The bird scarer had little to do! The ground was so frozen, that the birds couldn't peck at the furrowed earth, and were thus denied a pice of the tasty crop. By midmorning on Wednesday the sun was warm, as we walked past the scarey face, that looks like a cross between an angry bird and me on a cold morning, when I have to get up out of bed. I walked with a friend from the centre of Devizes along the frozen towpath to "The Crown" at Bishops Cannings. It's a good, flat walk with much on interest to see and hear on and beside the canal.
The birds cheeped in the trees, and overhead we heard the call of a circling sparrowhawk, identified for me by my walking partner who has more knowledge of bird call that I, although I can recognise a territorial robin and a wren in the bushes.
It was a cold morning, and midway we popped into the pub for a welcome coffee and a warm up! We took a short cut back to Devizes across the frozen fields, saving ourselves a mile of frozen mud and large puddles covered in swirling patterns of half frozen ice.
This wretched width of cold (thanks Philip Larkin) was seen from Laywood Bridge, with the distant hills of Salisbury Plain on the horizon. Unfortunately heavy guns "crumped" all morning during army manoeuvers, which rather disturbed the peace and quiet.

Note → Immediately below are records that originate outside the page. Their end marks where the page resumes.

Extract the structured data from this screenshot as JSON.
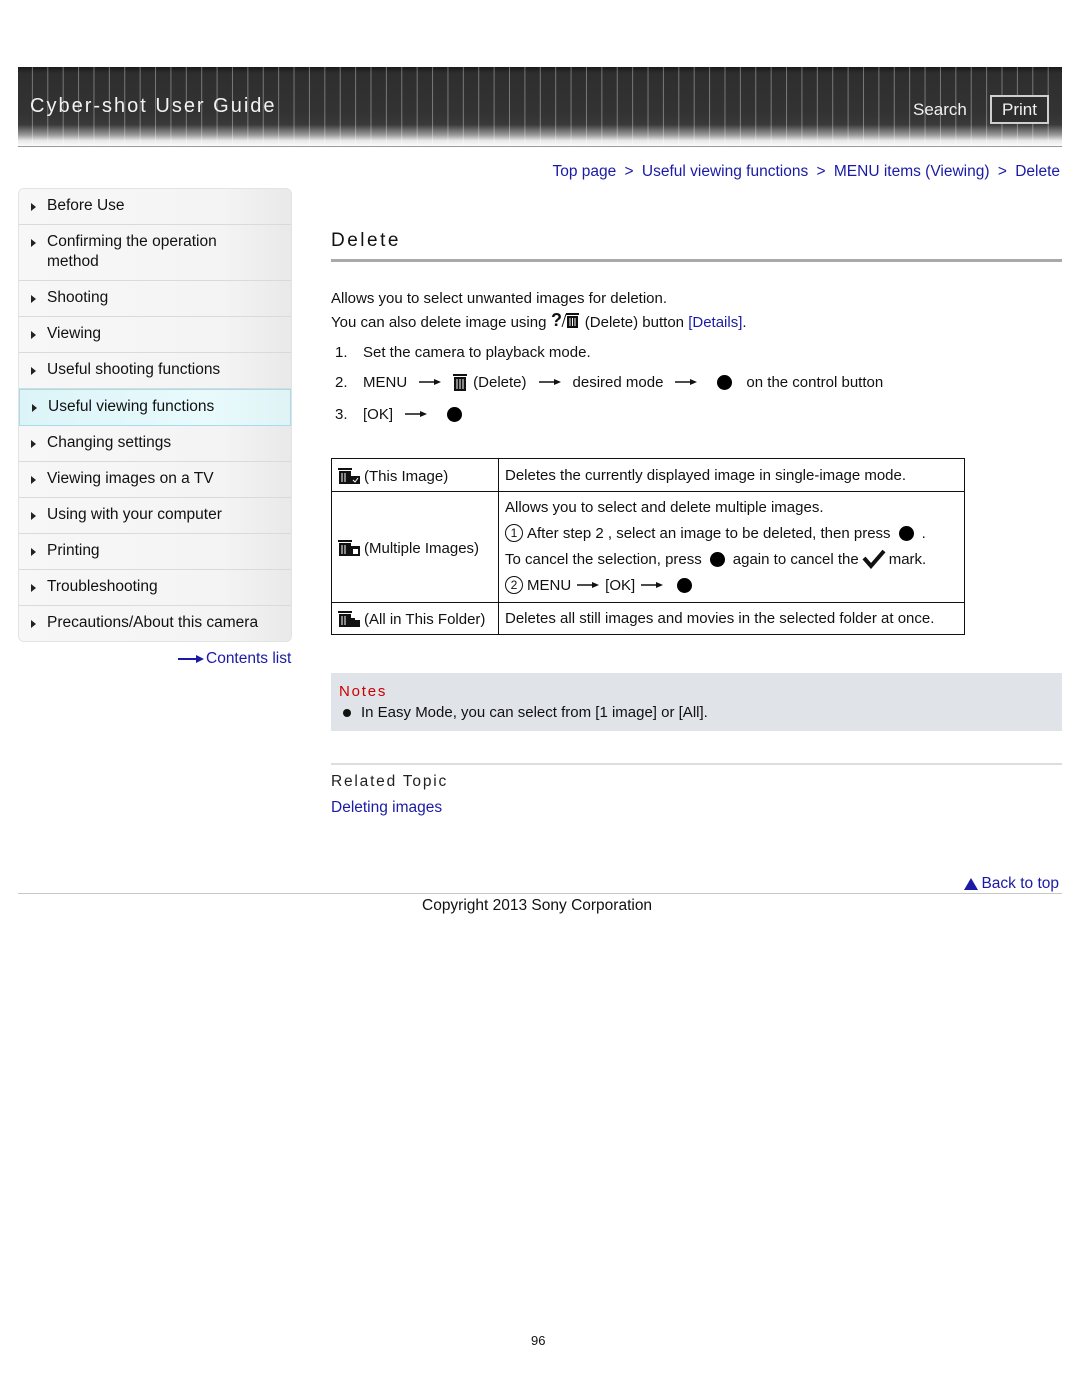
{
  "header": {
    "title": "Cyber-shot User Guide",
    "search_label": "Search",
    "print_label": "Print"
  },
  "breadcrumb": [
    {
      "label": "Top page"
    },
    {
      "label": "Useful viewing functions"
    },
    {
      "label": "MENU items (Viewing)"
    },
    {
      "label": "Delete"
    }
  ],
  "breadcrumb_separator": ">",
  "sidebar": {
    "items": [
      {
        "label": "Before Use"
      },
      {
        "label": "Confirming the operation method"
      },
      {
        "label": "Shooting"
      },
      {
        "label": "Viewing"
      },
      {
        "label": "Useful shooting functions"
      },
      {
        "label": "Useful viewing functions",
        "active": true
      },
      {
        "label": "Changing settings"
      },
      {
        "label": "Viewing images on a TV"
      },
      {
        "label": "Using with your computer"
      },
      {
        "label": "Printing"
      },
      {
        "label": "Troubleshooting"
      },
      {
        "label": "Precautions/About this camera"
      }
    ],
    "contents_list": "Contents list"
  },
  "main": {
    "title": "Delete",
    "intro_line1": "Allows you to select unwanted images for deletion.",
    "intro_line2_pre": "You can also delete image using",
    "intro_line2_mid": "(Delete) button",
    "intro_details_link": "[Details]",
    "intro_line2_post": ".",
    "steps": {
      "s1_num": "1.",
      "s1_text": "Set the camera to playback mode.",
      "s2_num": "2.",
      "s2_menu": "MENU",
      "s2_delete": "(Delete)",
      "s2_mode": "desired mode",
      "s2_end": "on the control button",
      "s3_num": "3.",
      "s3_ok": "[OK]"
    },
    "table": {
      "r1_label": "(This Image)",
      "r1_desc": "Deletes the currently displayed image in single-image mode.",
      "r2_label": "(Multiple Images)",
      "r2_line1": "Allows you to select and delete multiple images.",
      "r2_c1": "1",
      "r2_line2a": "After step 2 , select an image to be deleted, then press",
      "r2_line2b": ".",
      "r2_line3a": "To cancel the selection, press",
      "r2_line3b": "again to cancel the",
      "r2_line3c": "mark.",
      "r2_c2": "2",
      "r2_menu": "MENU",
      "r2_ok": "[OK]",
      "r3_label": "(All in This Folder)",
      "r3_desc": "Deletes all still images and movies in the selected folder at once."
    },
    "notes": {
      "heading": "Notes",
      "items": [
        "In Easy Mode, you can select from [1 image] or [All]."
      ]
    },
    "related": {
      "heading": "Related Topic",
      "link": "Deleting images"
    }
  },
  "footer": {
    "back_to_top": "Back to top",
    "copyright": "Copyright 2013 Sony Corporation",
    "page_number": "96"
  },
  "colors": {
    "link": "#1a1aa6",
    "notes_heading": "#cc0000",
    "notes_bg": "#e0e3e8"
  }
}
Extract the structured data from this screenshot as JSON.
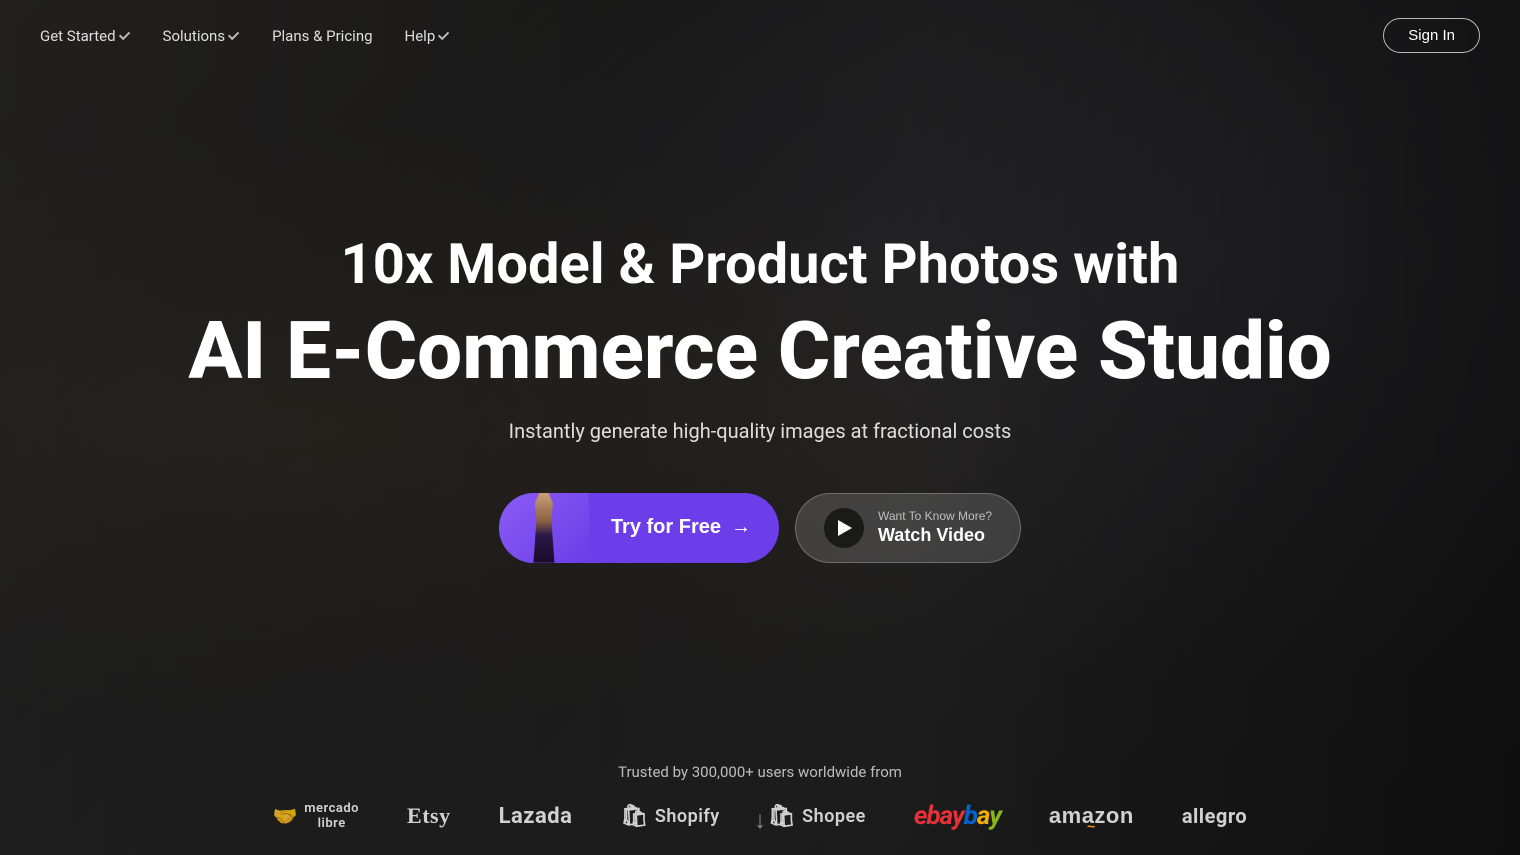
{
  "nav": {
    "items": [
      {
        "label": "Get Started",
        "hasDropdown": true,
        "name": "get-started"
      },
      {
        "label": "Solutions",
        "hasDropdown": true,
        "name": "solutions"
      },
      {
        "label": "Plans & Pricing",
        "hasDropdown": false,
        "name": "plans-pricing"
      },
      {
        "label": "Help",
        "hasDropdown": true,
        "name": "help"
      }
    ],
    "sign_in_label": "Sign In"
  },
  "hero": {
    "title_line1": "10x Model & Product Photos with",
    "title_line2": "AI E-Commerce Creative Studio",
    "subtitle": "Instantly generate high-quality images at fractional costs",
    "cta_primary_label": "Try for Free",
    "cta_primary_arrow": "→",
    "cta_secondary_eyebrow": "Want To Know More?",
    "cta_secondary_label": "Watch Video"
  },
  "trusted": {
    "text": "Trusted by 300,000+ users worldwide from",
    "brands": [
      {
        "label": "mercado libre",
        "name": "mercadolibre",
        "style": "mercadolibre"
      },
      {
        "label": "Etsy",
        "name": "etsy",
        "style": "etsy"
      },
      {
        "label": "Lazada",
        "name": "lazada",
        "style": "lazada"
      },
      {
        "label": "Shopify",
        "name": "shopify",
        "style": "shopify"
      },
      {
        "label": "Shopee",
        "name": "shopee",
        "style": "shopee"
      },
      {
        "label": "ebay",
        "name": "ebay",
        "style": "ebay"
      },
      {
        "label": "amazon",
        "name": "amazon",
        "style": "amazon"
      },
      {
        "label": "allegro",
        "name": "allegro",
        "style": "allegro"
      }
    ]
  },
  "scroll_indicator": "↓"
}
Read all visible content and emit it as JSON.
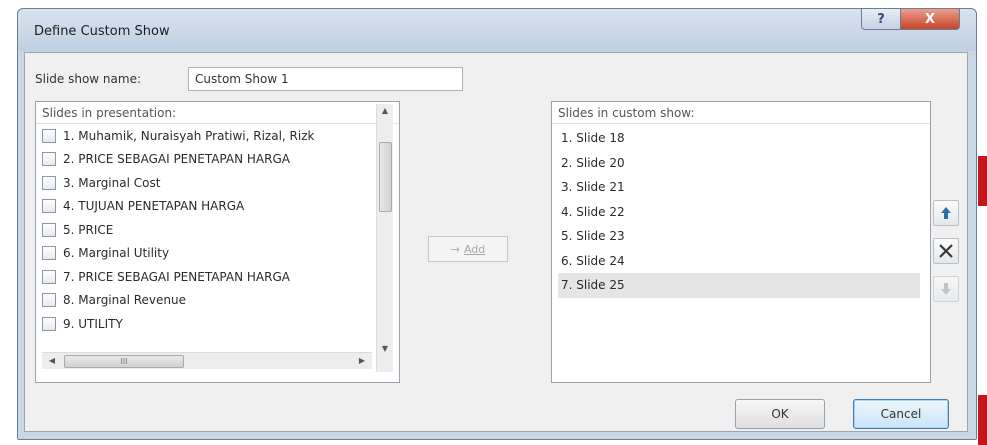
{
  "window": {
    "title": "Define Custom Show",
    "help_glyph": "?",
    "close_glyph": "X"
  },
  "show_name": {
    "label": "Slide show name:",
    "value": "Custom Show 1"
  },
  "presentation": {
    "header": "Slides in presentation:",
    "items": [
      "1. Muhamik, Nuraisyah Pratiwi, Rizal, Rizk",
      "2. PRICE SEBAGAI PENETAPAN HARGA",
      "3. Marginal Cost",
      "4. TUJUAN PENETAPAN HARGA",
      "5. PRICE",
      "6. Marginal Utility",
      "7. PRICE SEBAGAI PENETAPAN HARGA",
      "8. Marginal Revenue",
      "9. UTILITY"
    ],
    "scroll_thumb_text": "III"
  },
  "add_button": {
    "label": "Add",
    "icon": "add-arrow-icon"
  },
  "custom_show": {
    "header": "Slides in custom show:",
    "items": [
      "1. Slide 18",
      "2. Slide 20",
      "3. Slide 21",
      "4. Slide 22",
      "5. Slide 23",
      "6. Slide 24",
      "7. Slide 25"
    ],
    "selected_index": 6
  },
  "side_buttons": {
    "move_up": "up-arrow-icon",
    "remove": "remove-x-icon",
    "move_down": "down-arrow-icon"
  },
  "footer": {
    "ok": "OK",
    "cancel": "Cancel"
  },
  "colors": {
    "accent": "#3c7fb1",
    "close_red": "#c8442a",
    "selection": "#e5e5e5"
  }
}
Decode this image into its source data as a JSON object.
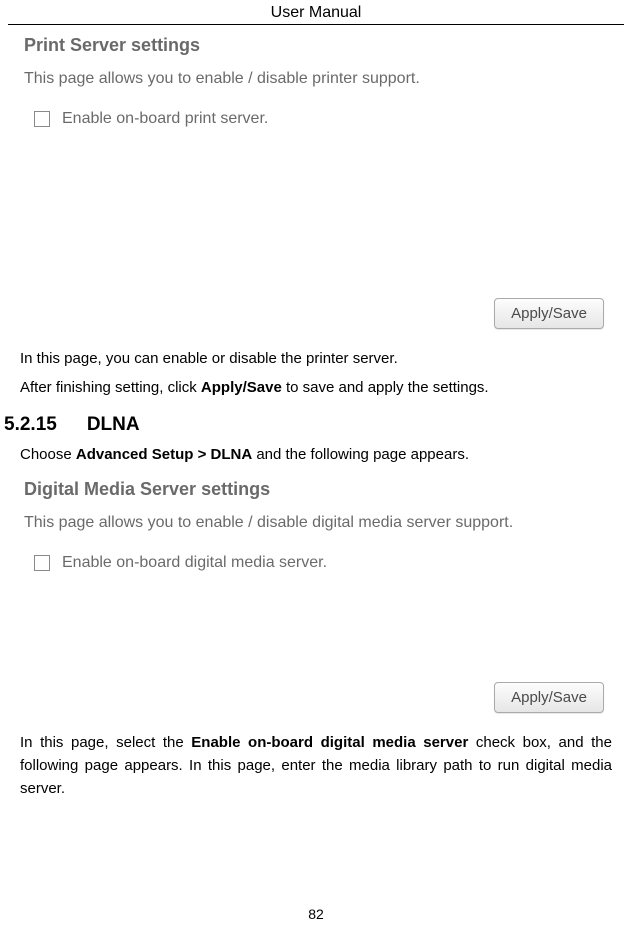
{
  "header": {
    "title": "User Manual"
  },
  "screenshot1": {
    "title": "Print Server settings",
    "description": "This page allows you to enable / disable printer support.",
    "checkbox_label": "Enable on-board print server.",
    "button_label": "Apply/Save"
  },
  "para1": {
    "line1": "In this page, you can enable or disable the printer server.",
    "line2_prefix": "After finishing setting, click ",
    "line2_bold": "Apply/Save",
    "line2_suffix": " to save and apply the settings."
  },
  "section": {
    "number": "5.2.15",
    "title": "DLNA"
  },
  "choose": {
    "prefix": "Choose ",
    "bold": "Advanced Setup > DLNA",
    "suffix": " and the following page appears."
  },
  "screenshot2": {
    "title": "Digital Media Server settings",
    "description": "This page allows you to enable / disable digital media server support.",
    "checkbox_label": "Enable on-board digital media server.",
    "button_label": "Apply/Save"
  },
  "para2": {
    "prefix": "In this page, select the ",
    "bold": "Enable on-board digital media server",
    "suffix": " check box, and the following page appears. In this page, enter the media library path to run digital media server."
  },
  "page_number": "82"
}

The ducks sit on the ice, while in the background two swans annoy the boat owner by tapping on the boat´s hull and demanding food. I never fed the ducks or swans from my boat, because once they knew that I was a good source of easy food, they would wake me very early in the morning with their taps on the hull. It was even worse in the mating session, when the tapping was accompanied by frantic squawking and fighting amongst the male ducks on the metal roof of the boat! I must admit though, that I did enjoy being out there with raw nature!